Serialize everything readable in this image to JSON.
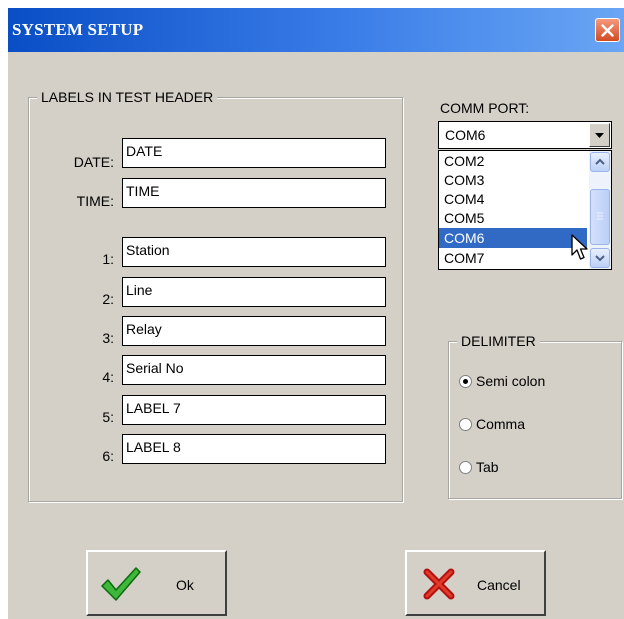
{
  "window": {
    "title": "SYSTEM SETUP"
  },
  "labels_group": {
    "legend": "LABELS IN TEST HEADER",
    "rows": [
      {
        "label": "DATE:",
        "value": "DATE"
      },
      {
        "label": "TIME:",
        "value": "TIME"
      },
      {
        "label": "1:",
        "value": "Station"
      },
      {
        "label": "2:",
        "value": "Line"
      },
      {
        "label": "3:",
        "value": "Relay"
      },
      {
        "label": "4:",
        "value": "Serial No"
      },
      {
        "label": "5:",
        "value": "LABEL 7"
      },
      {
        "label": "6:",
        "value": "LABEL 8"
      }
    ]
  },
  "comm_port": {
    "label": "COMM PORT:",
    "selected": "COM6",
    "options": [
      "COM2",
      "COM3",
      "COM4",
      "COM5",
      "COM6",
      "COM7"
    ],
    "highlighted": "COM6"
  },
  "delimiter": {
    "legend": "DELIMITER",
    "options": [
      {
        "label": "Semi colon",
        "checked": true
      },
      {
        "label": "Comma",
        "checked": false
      },
      {
        "label": "Tab",
        "checked": false
      }
    ]
  },
  "buttons": {
    "ok": "Ok",
    "cancel": "Cancel"
  },
  "icons": {
    "ok": "green-checkmark-icon",
    "cancel": "red-x-icon",
    "close": "close-icon"
  },
  "colors": {
    "titlebar": "#0a4ec6",
    "selection": "#316ac5",
    "dialog_bg": "#d4d0c8"
  }
}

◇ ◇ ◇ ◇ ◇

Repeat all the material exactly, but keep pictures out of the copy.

(Worked solution):
Serialize everything readable in this image to JSON.
{
  "window": {
    "title": "SYSTEM SETUP"
  },
  "labels_group": {
    "legend": "LABELS IN TEST HEADER",
    "rows": [
      {
        "label": "DATE:",
        "value": "DATE"
      },
      {
        "label": "TIME:",
        "value": "TIME"
      },
      {
        "label": "1:",
        "value": "Station"
      },
      {
        "label": "2:",
        "value": "Line"
      },
      {
        "label": "3:",
        "value": "Relay"
      },
      {
        "label": "4:",
        "value": "Serial No"
      },
      {
        "label": "5:",
        "value": "LABEL 7"
      },
      {
        "label": "6:",
        "value": "LABEL 8"
      }
    ]
  },
  "comm_port": {
    "label": "COMM PORT:",
    "selected": "COM6",
    "options": [
      "COM2",
      "COM3",
      "COM4",
      "COM5",
      "COM6",
      "COM7"
    ],
    "highlighted": "COM6"
  },
  "delimiter": {
    "legend": "DELIMITER",
    "options": [
      {
        "label": "Semi colon",
        "checked": true
      },
      {
        "label": "Comma",
        "checked": false
      },
      {
        "label": "Tab",
        "checked": false
      }
    ]
  },
  "buttons": {
    "ok": "Ok",
    "cancel": "Cancel"
  },
  "icons": {
    "ok": "green-checkmark-icon",
    "cancel": "red-x-icon",
    "close": "close-icon"
  },
  "colors": {
    "titlebar": "#0a4ec6",
    "selection": "#316ac5",
    "dialog_bg": "#d4d0c8"
  }
}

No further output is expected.